Metrics provide direction, focus, clarity and prompt change when needed. However, the actual metrics needed in an operation and how to best track them is open to discussion. Rather than provide a list of metrics from which to choose, I suggest looking at the following key elements of every business and considering which metrics you need from there.
• People Skills. If the phrase “people are our most important asset” is to be more than just a cliché, we need to commit to a means of determining just how important our people are. Certainly an employee’s “hard skills” are important, but other things might be just as critical to a company’s success. When developing a workable people-skill metric, the following employee attributes should be considered:
1. Reliability: getting to work on time.
2. Open-mindedness: accepting new concepts and ways of doing things.
3. Initiative: willingness to do more than is expected, and figure things out when necessary.
4. Potential for promotion: interested in assuming more responsibility with a goal of becoming a key player in the company.
5. Support: working well with others and providing help when needed.
• Quality. Although most will say that “quality must be a given in order to compete,” we
still need to measure our effectiveness.
Sometimes an organization has great product quality, but it invests a great deal of time and effort checking, adjusting, repairing and replacing things during the process. These actions are often hidden as the focus rests on end results. A good quality metric should include not just end-of-process results but in-process efforts as well.
• Customer Service. There are many components to customer service.
1. Delivery timeliness: how long it takes to get the product to the customer.
2. Communication: how well we advise customers of all things related to their orders.
3. Problem resolution: how we do when things do not go as planned.
4. Ease of doing business: being accessible, showing flexibility in serving customers and demonstrating commitment to helping customers.
A meaningful customer-service metric needs to show us how well we serve our existing customers and whether these customers would enthusiastically recommend us to other potential customers (remember: being neutral in this area is not a good thing).
• Cash Management. This is, perhaps, the most important metric category because it encompasses so many parts of the business. Obviously the inflow and outflow of cash needs to be watched closely. Days of receivables and payables must be kept in balance to ensure an adequate cash flow. The following cycles must also be considered for cash management:

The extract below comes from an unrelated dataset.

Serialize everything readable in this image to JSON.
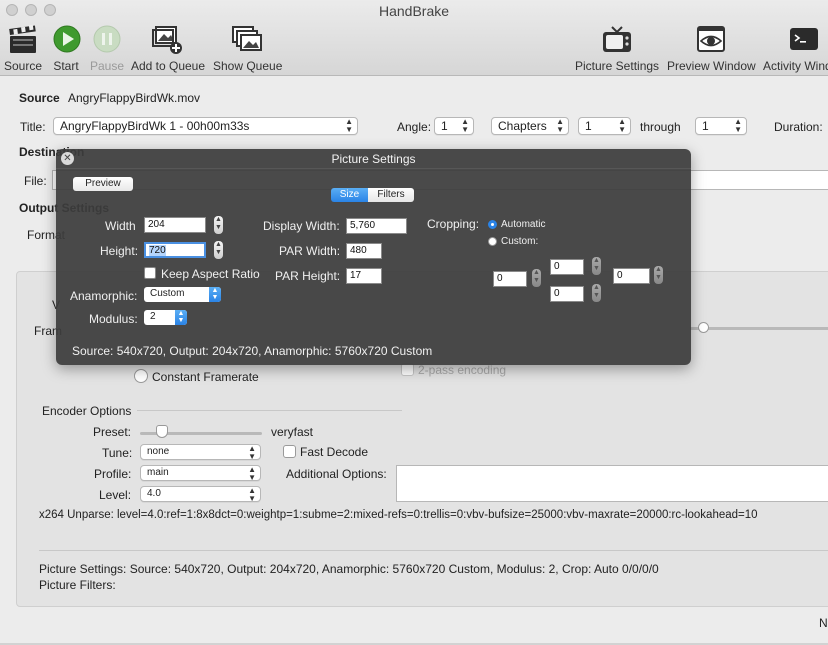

1. Sales cycle: how quickly we provide quotes to customers or how quickly we enter purchase orders into our systems.
2. Engineering cycle: the speed with which we complete custom product designs; design and build tooling and equipment used in production; and develop programs for our CNC machines.
3. Production cycle: how fast we get the product through all the required steps.
4. Inventory cycle: how long we hold raw material, work-in-process and finished goods in our facility.
5. Shipping cycle: how effective we are at gathering, packing and shipping things to our customers.
An effective cash-management metric needs to be far-reaching. It might turn out that the biggest improvement in cash management comes from one of these other cycles and not just “slow down payables and speed up receivables.”
• Productivity. In its purest form, productivity is a measure of output over input. Productivity metrics vary widely from company to company and industry to industry. The output can be dollars, units, orders or any criteria applicable to our type of business. The input can be raw material consumed, labor hours, machine hours, number of people involved and more. The most meaningful productivity metric is one that best represents the effort involved in getting goods and services to our customers.
Any metric selected should be included in some type of scoreboard for ease of communication and tracking. The scoreboard is an ideal tool for comparing where we are to where we should be. The scoreboard can be tailored to a company’s specific business, but should include visual indicators, such as color codes (green is good, yellow is neutral, red is not so good) or graphs to clearly illustrate company performance.
Of course, like collecting the metrics, there needs to be a commitment to maintaining the scoreboard. Keeping the scoreboard up-to-date demonstrates to all employees the value that metrics bring to running a business.